→ Task material:
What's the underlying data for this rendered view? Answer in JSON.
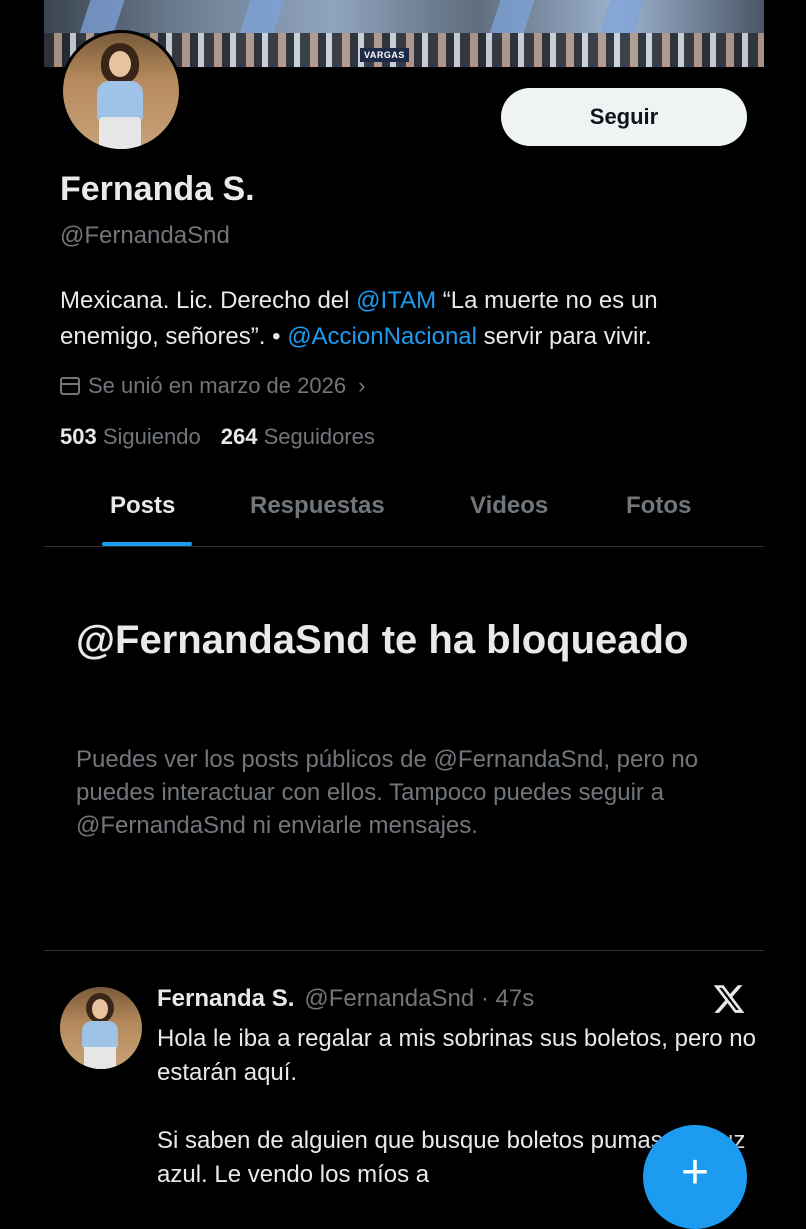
{
  "banner": {
    "sign_text": "VARGAS"
  },
  "profile": {
    "follow_label": "Seguir",
    "name": "Fernanda S.",
    "handle": "@FernandaSnd",
    "bio": {
      "part1": "Mexicana. Lic. Derecho del ",
      "mention1": "@ITAM",
      "part2": " “La muerte no es un enemigo, señores”. • ",
      "mention2": "@AccionNacional",
      "part3": " servir para vivir."
    },
    "joined": "Se unió en marzo de 2026",
    "following_count": "503",
    "following_label": "Siguiendo",
    "followers_count": "264",
    "followers_label": "Seguidores"
  },
  "tabs": [
    {
      "label": "Posts",
      "active": true
    },
    {
      "label": "Respuestas"
    },
    {
      "label": "Videos"
    },
    {
      "label": "Fotos"
    }
  ],
  "blocked": {
    "title": "@FernandaSnd te ha bloqueado",
    "description": "Puedes ver los posts públicos de @FernandaSnd, pero no puedes interactuar con ellos. Tampoco puedes seguir a @FernandaSnd ni enviarle mensajes."
  },
  "post": {
    "name": "Fernanda S.",
    "meta": "@FernandaSnd · 47s",
    "text": "Hola le iba a regalar a mis sobrinas sus boletos, pero no estarán aquí.\n\nSi saben de alguien que busque boletos pumas vs cruz azul. Le vendo los míos a"
  },
  "icons": {
    "calendar": "calendar-icon",
    "chevron": "chevron-right-icon",
    "x_logo": "x-logo-icon",
    "compose": "plus-icon"
  },
  "colors": {
    "accent": "#1d9bf0",
    "background": "#000000",
    "muted": "#71767b",
    "text": "#e7e9ea"
  }
}
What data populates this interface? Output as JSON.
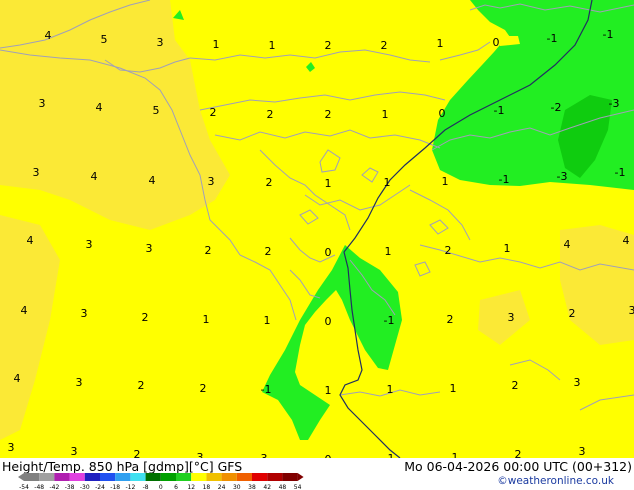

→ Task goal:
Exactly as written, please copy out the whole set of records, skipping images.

→ Exercise output:
What's the underlying data for this rendered view? Answer in JSON.
{
  "banner": {
    "sign_text": "VARGAS"
  },
  "profile": {
    "follow_label": "Seguir",
    "name": "Fernanda S.",
    "handle": "@FernandaSnd",
    "bio": {
      "part1": "Mexicana. Lic. Derecho del ",
      "mention1": "@ITAM",
      "part2": " “La muerte no es un enemigo, señores”. • ",
      "mention2": "@AccionNacional",
      "part3": " servir para vivir."
    },
    "joined": "Se unió en marzo de 2026",
    "following_count": "503",
    "following_label": "Siguiendo",
    "followers_count": "264",
    "followers_label": "Seguidores"
  },
  "tabs": [
    {
      "label": "Posts",
      "active": true
    },
    {
      "label": "Respuestas"
    },
    {
      "label": "Videos"
    },
    {
      "label": "Fotos"
    }
  ],
  "blocked": {
    "title": "@FernandaSnd te ha bloqueado",
    "description": "Puedes ver los posts públicos de @FernandaSnd, pero no puedes interactuar con ellos. Tampoco puedes seguir a @FernandaSnd ni enviarle mensajes."
  },
  "post": {
    "name": "Fernanda S.",
    "meta": "@FernandaSnd · 47s",
    "text": "Hola le iba a regalar a mis sobrinas sus boletos, pero no estarán aquí.\n\nSi saben de alguien que busque boletos pumas vs cruz azul. Le vendo los míos a"
  },
  "icons": {
    "calendar": "calendar-icon",
    "chevron": "chevron-right-icon",
    "x_logo": "x-logo-icon",
    "compose": "plus-icon"
  },
  "colors": {
    "accent": "#1d9bf0",
    "background": "#000000",
    "muted": "#71767b",
    "text": "#e7e9ea"
  }
}
What data populates this interface? Output as JSON.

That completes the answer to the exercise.